## HOW TO COMPLETE THIS TASK:
Could you write out the whole listing exactly as it appears?

## MATERIAL FOR THIS EXERCISE:
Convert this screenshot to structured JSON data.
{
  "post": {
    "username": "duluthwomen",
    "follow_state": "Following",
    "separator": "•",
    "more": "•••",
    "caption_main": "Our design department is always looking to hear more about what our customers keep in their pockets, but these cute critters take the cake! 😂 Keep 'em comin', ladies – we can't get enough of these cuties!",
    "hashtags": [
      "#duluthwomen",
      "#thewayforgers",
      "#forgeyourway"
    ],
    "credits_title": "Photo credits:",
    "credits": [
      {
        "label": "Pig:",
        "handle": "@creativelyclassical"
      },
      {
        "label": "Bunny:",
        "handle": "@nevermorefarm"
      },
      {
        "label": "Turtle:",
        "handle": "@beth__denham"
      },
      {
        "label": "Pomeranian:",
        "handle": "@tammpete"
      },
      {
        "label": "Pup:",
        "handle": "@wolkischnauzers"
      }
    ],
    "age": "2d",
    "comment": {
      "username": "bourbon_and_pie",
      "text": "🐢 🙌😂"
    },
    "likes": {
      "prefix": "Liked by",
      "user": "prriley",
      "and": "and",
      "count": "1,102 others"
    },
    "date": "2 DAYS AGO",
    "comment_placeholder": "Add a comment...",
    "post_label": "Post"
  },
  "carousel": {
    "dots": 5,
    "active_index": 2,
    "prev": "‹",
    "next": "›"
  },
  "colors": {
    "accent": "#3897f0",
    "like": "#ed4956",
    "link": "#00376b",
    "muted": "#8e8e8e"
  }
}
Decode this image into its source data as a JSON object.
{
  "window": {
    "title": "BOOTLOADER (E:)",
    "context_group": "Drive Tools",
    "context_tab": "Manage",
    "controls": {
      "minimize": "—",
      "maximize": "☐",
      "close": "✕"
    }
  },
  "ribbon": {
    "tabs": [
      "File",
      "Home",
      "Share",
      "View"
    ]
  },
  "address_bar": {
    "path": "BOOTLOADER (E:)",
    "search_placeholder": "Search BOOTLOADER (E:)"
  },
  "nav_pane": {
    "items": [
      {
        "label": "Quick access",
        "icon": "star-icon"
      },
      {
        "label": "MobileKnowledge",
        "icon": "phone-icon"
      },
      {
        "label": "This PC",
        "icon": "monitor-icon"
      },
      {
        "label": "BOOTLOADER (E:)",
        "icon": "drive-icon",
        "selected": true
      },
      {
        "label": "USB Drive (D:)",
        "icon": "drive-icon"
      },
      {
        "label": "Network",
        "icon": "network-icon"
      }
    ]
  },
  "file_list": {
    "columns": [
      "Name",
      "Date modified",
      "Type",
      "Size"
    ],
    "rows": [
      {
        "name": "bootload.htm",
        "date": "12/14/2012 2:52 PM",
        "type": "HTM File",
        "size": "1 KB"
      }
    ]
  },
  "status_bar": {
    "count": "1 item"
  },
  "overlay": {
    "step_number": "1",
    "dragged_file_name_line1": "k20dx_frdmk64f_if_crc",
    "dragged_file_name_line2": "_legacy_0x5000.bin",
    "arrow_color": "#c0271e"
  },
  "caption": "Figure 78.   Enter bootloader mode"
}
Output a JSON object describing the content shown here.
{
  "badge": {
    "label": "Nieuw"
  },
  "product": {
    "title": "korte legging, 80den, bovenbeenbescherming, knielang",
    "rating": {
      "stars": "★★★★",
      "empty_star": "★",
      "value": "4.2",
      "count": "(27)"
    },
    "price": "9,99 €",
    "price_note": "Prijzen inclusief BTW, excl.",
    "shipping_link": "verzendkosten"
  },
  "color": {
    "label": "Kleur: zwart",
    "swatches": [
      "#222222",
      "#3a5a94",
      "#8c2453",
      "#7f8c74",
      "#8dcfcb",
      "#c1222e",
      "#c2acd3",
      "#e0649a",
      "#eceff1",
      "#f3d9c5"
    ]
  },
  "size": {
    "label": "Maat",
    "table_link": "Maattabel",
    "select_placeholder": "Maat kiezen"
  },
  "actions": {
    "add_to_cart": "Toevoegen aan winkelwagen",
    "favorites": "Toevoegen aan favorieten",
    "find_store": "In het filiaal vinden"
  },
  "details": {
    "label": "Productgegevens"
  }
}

## EXERCISE SOLUTION:
Convert this screenshot to structured JSON data.
{
  "post": {
    "username": "duluthwomen",
    "follow_state": "Following",
    "separator": "•",
    "more": "•••",
    "caption_main": "Our design department is always looking to hear more about what our customers keep in their pockets, but these cute critters take the cake! 😂 Keep 'em comin', ladies – we can't get enough of these cuties!",
    "hashtags": [
      "#duluthwomen",
      "#thewayforgers",
      "#forgeyourway"
    ],
    "credits_title": "Photo credits:",
    "credits": [
      {
        "label": "Pig:",
        "handle": "@creativelyclassical"
      },
      {
        "label": "Bunny:",
        "handle": "@nevermorefarm"
      },
      {
        "label": "Turtle:",
        "handle": "@beth__denham"
      },
      {
        "label": "Pomeranian:",
        "handle": "@tammpete"
      },
      {
        "label": "Pup:",
        "handle": "@wolkischnauzers"
      }
    ],
    "age": "2d",
    "comment": {
      "username": "bourbon_and_pie",
      "text": "🐢 🙌😂"
    },
    "likes": {
      "prefix": "Liked by",
      "user": "prriley",
      "and": "and",
      "count": "1,102 others"
    },
    "date": "2 DAYS AGO",
    "comment_placeholder": "Add a comment...",
    "post_label": "Post"
  },
  "carousel": {
    "dots": 5,
    "active_index": 2,
    "prev": "‹",
    "next": "›"
  },
  "colors": {
    "accent": "#3897f0",
    "like": "#ed4956",
    "link": "#00376b",
    "muted": "#8e8e8e"
  }
}
Decode this image into its source data as a JSON object.
{
  "window": {
    "title": "BOOTLOADER (E:)",
    "context_group": "Drive Tools",
    "context_tab": "Manage",
    "controls": {
      "minimize": "—",
      "maximize": "☐",
      "close": "✕"
    }
  },
  "ribbon": {
    "tabs": [
      "File",
      "Home",
      "Share",
      "View"
    ]
  },
  "address_bar": {
    "path": "BOOTLOADER (E:)",
    "search_placeholder": "Search BOOTLOADER (E:)"
  },
  "nav_pane": {
    "items": [
      {
        "label": "Quick access",
        "icon": "star-icon"
      },
      {
        "label": "MobileKnowledge",
        "icon": "phone-icon"
      },
      {
        "label": "This PC",
        "icon": "monitor-icon"
      },
      {
        "label": "BOOTLOADER (E:)",
        "icon": "drive-icon",
        "selected": true
      },
      {
        "label": "USB Drive (D:)",
        "icon": "drive-icon"
      },
      {
        "label": "Network",
        "icon": "network-icon"
      }
    ]
  },
  "file_list": {
    "columns": [
      "Name",
      "Date modified",
      "Type",
      "Size"
    ],
    "rows": [
      {
        "name": "bootload.htm",
        "date": "12/14/2012 2:52 PM",
        "type": "HTM File",
        "size": "1 KB"
      }
    ]
  },
  "status_bar": {
    "count": "1 item"
  },
  "overlay": {
    "step_number": "1",
    "dragged_file_name_line1": "k20dx_frdmk64f_if_crc",
    "dragged_file_name_line2": "_legacy_0x5000.bin",
    "arrow_color": "#c0271e"
  },
  "caption": "Figure 78.   Enter bootloader mode"
}
Output a JSON object describing the content shown here.
{
  "badge": {
    "label": "Nieuw"
  },
  "product": {
    "title": "korte legging, 80den, bovenbeenbescherming, knielang",
    "rating": {
      "stars": "★★★★",
      "empty_star": "★",
      "value": "4.2",
      "count": "(27)"
    },
    "price": "9,99 €",
    "price_note": "Prijzen inclusief BTW, excl.",
    "shipping_link": "verzendkosten"
  },
  "color": {
    "label": "Kleur: zwart",
    "swatches": [
      "#222222",
      "#3a5a94",
      "#8c2453",
      "#7f8c74",
      "#8dcfcb",
      "#c1222e",
      "#c2acd3",
      "#e0649a",
      "#eceff1",
      "#f3d9c5"
    ]
  },
  "size": {
    "label": "Maat",
    "table_link": "Maattabel",
    "select_placeholder": "Maat kiezen"
  },
  "actions": {
    "add_to_cart": "Toevoegen aan winkelwagen",
    "favorites": "Toevoegen aan favorieten",
    "find_store": "In het filiaal vinden"
  },
  "details": {
    "label": "Productgegevens"
  }
}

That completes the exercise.